Do you mean are they high in carbs? No, they are not and therefore make great snacks for diabetics.
As Zoelula stated, almonds, walnuts and pecans are very appropriate for a diabetic diet.
All nuts are classified as fatty foods, but most have a small amount of carbohydarates and protein in them too.
This chart tells you how many grams of carbohydrates and fat are in different types of foods and are grouped by type of food. Go down to the Nuts and Seeds area and you will find the carbohydrates, protein and calorie amounts for the different types of nuts:
This chart gives you more nutrient information, but you have to look for each food alphabetically as they are not grouped by types:
I hope that this helps you out...
a new study published in the journal Diabetes Care has confirmed that a handful or two of nuts per day could be the key to controlling your blood sugar and balancing your LDL-cholesterol levels.

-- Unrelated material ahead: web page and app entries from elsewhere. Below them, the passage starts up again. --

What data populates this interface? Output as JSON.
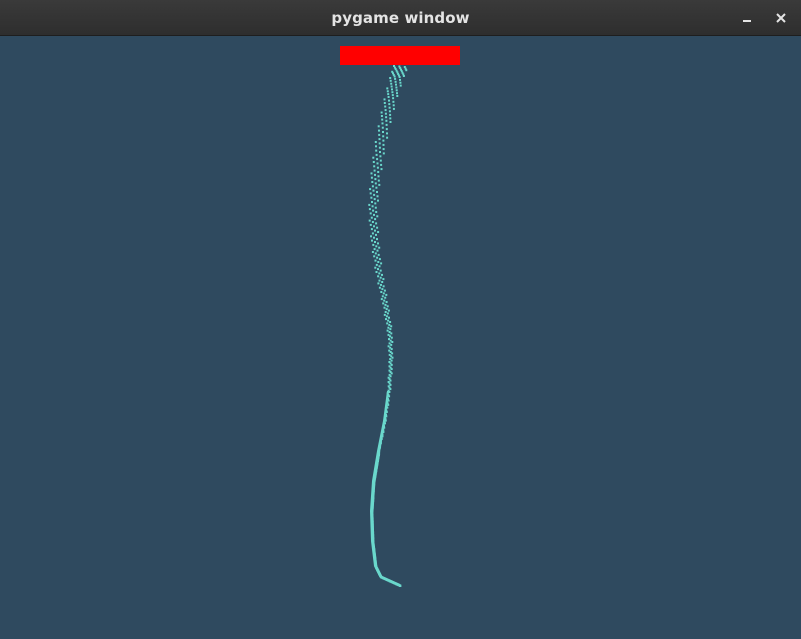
{
  "window": {
    "title": "pygame window",
    "minimize_icon": "minimize-icon",
    "close_icon": "close-icon"
  },
  "game": {
    "background_color": "#2f4a5f",
    "paddle_color": "#ff0000",
    "trail_color": "#6ad8cc"
  }
}
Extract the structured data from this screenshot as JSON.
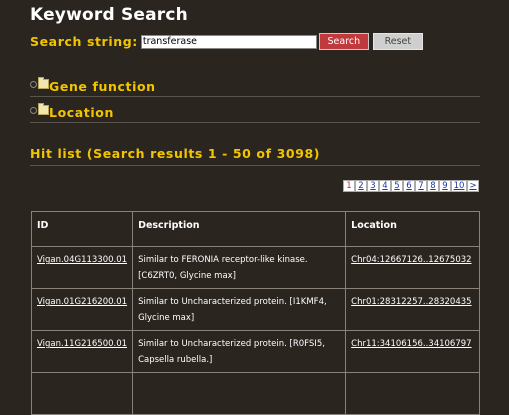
{
  "header": {
    "title": "Keyword Search"
  },
  "search": {
    "label": "Search string:",
    "value": "transferase",
    "search_button": "Search",
    "reset_button": "Reset"
  },
  "sections": [
    {
      "label": "Gene function"
    },
    {
      "label": "Location"
    }
  ],
  "hitlist": {
    "label": "Hit list (Search results 1 - 50 of 3098)"
  },
  "pager": {
    "pages": [
      "1",
      "2",
      "3",
      "4",
      "5",
      "6",
      "7",
      "8",
      "9",
      "10"
    ],
    "current": "1",
    "next": ">"
  },
  "table": {
    "columns": [
      "ID",
      "Description",
      "Location"
    ],
    "rows": [
      {
        "id": "Vigan.04G113300.01",
        "desc1": "Similar to FERONIA receptor-like kinase.",
        "desc2": "[C6ZRT0, Glycine max]",
        "location": "Chr04:12667126..12675032"
      },
      {
        "id": "Vigan.01G216200.01",
        "desc1": "Similar to Uncharacterized protein. [I1KMF4,",
        "desc2": "Glycine max]",
        "location": "Chr01:28312257..28320435"
      },
      {
        "id": "Vigan.11G216500.01",
        "desc1": "Similar to Uncharacterized protein. [R0FSI5,",
        "desc2": "Capsella rubella.]",
        "location": "Chr11:34106156..34106797"
      }
    ]
  },
  "colors": {
    "background": "#2b2520",
    "accent": "#f2c500",
    "search_button": "#c0393c"
  }
}
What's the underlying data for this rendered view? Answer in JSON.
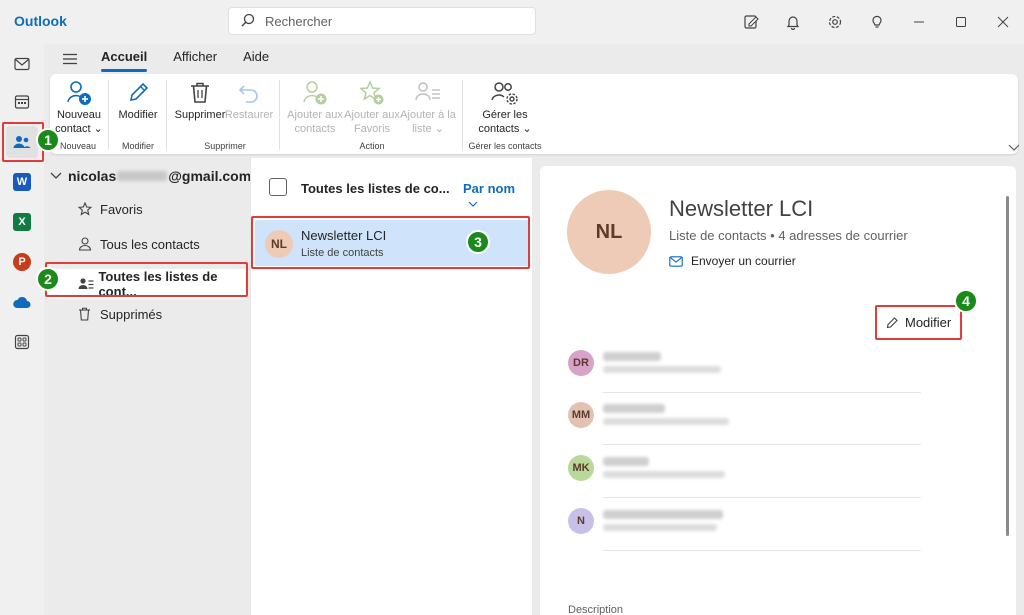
{
  "titlebar": {
    "app_title": "Outlook",
    "search_placeholder": "Rechercher",
    "icons": [
      "compose-note-icon",
      "bell-icon",
      "gear-icon",
      "lightbulb-icon",
      "minimize-icon",
      "maximize-icon",
      "close-icon"
    ]
  },
  "rail": {
    "items": [
      {
        "name": "mail",
        "icon": "mail-icon"
      },
      {
        "name": "calendar",
        "icon": "calendar-icon"
      },
      {
        "name": "people",
        "icon": "people-icon",
        "active": true
      },
      {
        "name": "word",
        "badge": "W",
        "color": "#185abd"
      },
      {
        "name": "excel",
        "badge": "X",
        "color": "#107c41"
      },
      {
        "name": "powerpoint",
        "badge": "P",
        "color": "#c43e1c"
      },
      {
        "name": "onedrive",
        "icon": "cloud-icon"
      },
      {
        "name": "apps",
        "icon": "apps-icon"
      }
    ]
  },
  "ribbon": {
    "tabs": [
      "Accueil",
      "Afficher",
      "Aide"
    ],
    "buttons": {
      "new_contact": [
        "Nouveau",
        "contact"
      ],
      "modify": "Modifier",
      "delete": "Supprimer",
      "restore": "Restaurer",
      "add_to_contacts": [
        "Ajouter aux",
        "contacts"
      ],
      "add_to_favorites": [
        "Ajouter aux",
        "Favoris"
      ],
      "add_to_list": [
        "Ajouter à la",
        "liste"
      ],
      "manage_contacts": [
        "Gérer les",
        "contacts"
      ]
    },
    "groups": {
      "new": "Nouveau",
      "modify": "Modifier",
      "delete": "Supprimer",
      "action": "Action",
      "manage": "Gérer les contacts"
    }
  },
  "folders": {
    "account_prefix": "nicolas",
    "account_suffix": "@gmail.com",
    "items": [
      "Favoris",
      "Tous les contacts",
      "Toutes les listes de cont...",
      "Supprimés"
    ]
  },
  "list": {
    "header_title": "Toutes les listes de co...",
    "sort_label": "Par nom",
    "row": {
      "initials": "NL",
      "name": "Newsletter LCI",
      "subtitle": "Liste de contacts"
    }
  },
  "detail": {
    "initials": "NL",
    "title": "Newsletter LCI",
    "subtitle": "Liste de contacts • 4 adresses de courrier",
    "send_mail": "Envoyer un courrier",
    "modify": "Modifier",
    "members": [
      {
        "initials": "DR",
        "color": "#d9a3c9"
      },
      {
        "initials": "MM",
        "color": "#e2c3b3"
      },
      {
        "initials": "MK",
        "color": "#b9d89a"
      },
      {
        "initials": "N",
        "color": "#c9c0ea"
      }
    ],
    "description_label": "Description"
  },
  "annotations": {
    "colors": {
      "callout": "#e03c3c",
      "marker": "#1a8a1a"
    },
    "markers": [
      "1",
      "2",
      "3",
      "4"
    ]
  }
}
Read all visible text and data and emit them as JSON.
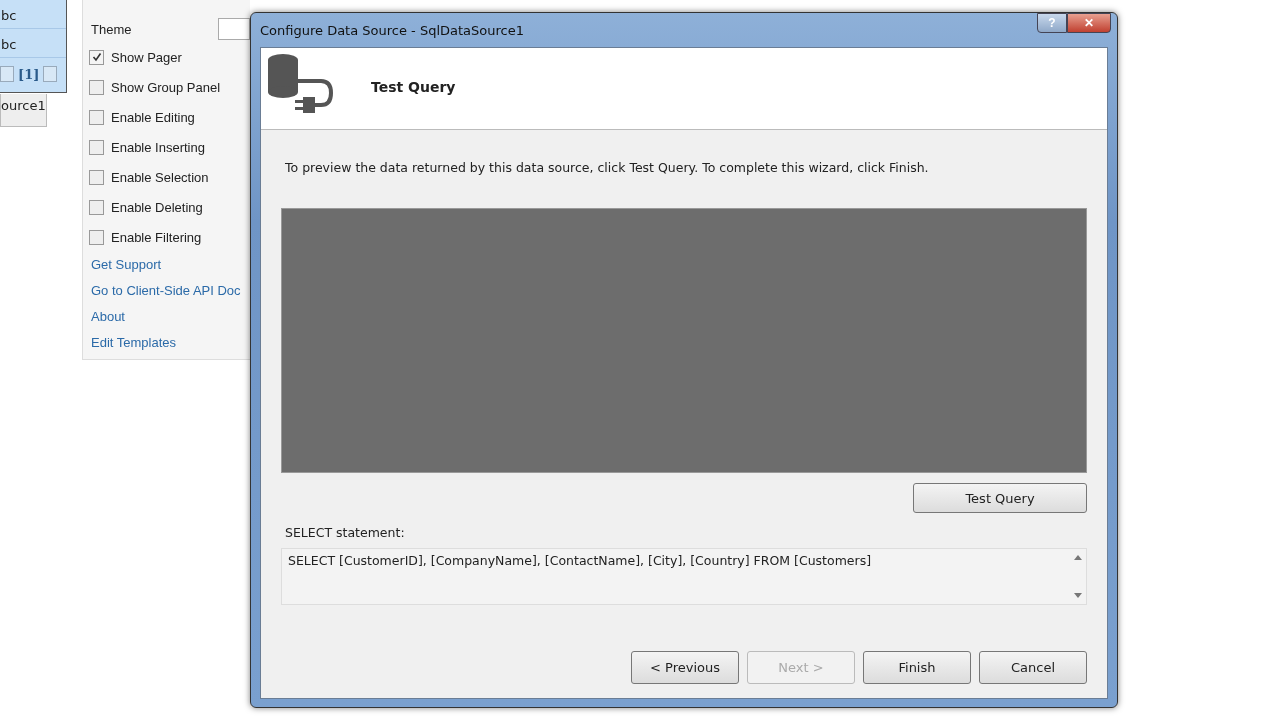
{
  "designer": {
    "grid_cells": [
      "bc",
      "bc"
    ],
    "pager": {
      "page": "[1]"
    },
    "datasource_label": "ource1"
  },
  "smart_tag": {
    "theme_label": "Theme",
    "options": [
      {
        "label": "Show Pager",
        "checked": true
      },
      {
        "label": "Show Group Panel",
        "checked": false
      },
      {
        "label": "Enable Editing",
        "checked": false
      },
      {
        "label": "Enable Inserting",
        "checked": false
      },
      {
        "label": "Enable Selection",
        "checked": false
      },
      {
        "label": "Enable Deleting",
        "checked": false
      },
      {
        "label": "Enable Filtering",
        "checked": false
      }
    ],
    "links": [
      "Get Support",
      "Go to Client-Side API Doc",
      "About",
      "Edit Templates"
    ]
  },
  "window": {
    "title": "Configure Data Source - SqlDataSource1",
    "help": "?",
    "close": "✕"
  },
  "header": {
    "title": "Test Query"
  },
  "description": "To preview the data returned by this data source, click Test Query. To complete this wizard, click Finish.",
  "test_button": "Test Query",
  "select_label": "SELECT statement:",
  "select_statement": "SELECT [CustomerID], [CompanyName], [ContactName], [City], [Country] FROM [Customers]",
  "buttons": [
    {
      "label": "< Previous",
      "disabled": false
    },
    {
      "label": "Next >",
      "disabled": true
    },
    {
      "label": "Finish",
      "disabled": false
    },
    {
      "label": "Cancel",
      "disabled": false
    }
  ]
}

A team of researchers led by Dr. David Jenkins of the University of Toronto found that replacing some carbohydrates in a group of Type II diabetics' diets with two ounces of mixed nuts daily allowed them to have significantly better control over their blood-glucose levels. Not only that, but the study volunteers also saw a welcome drop in their LDL-cholesterol numbers.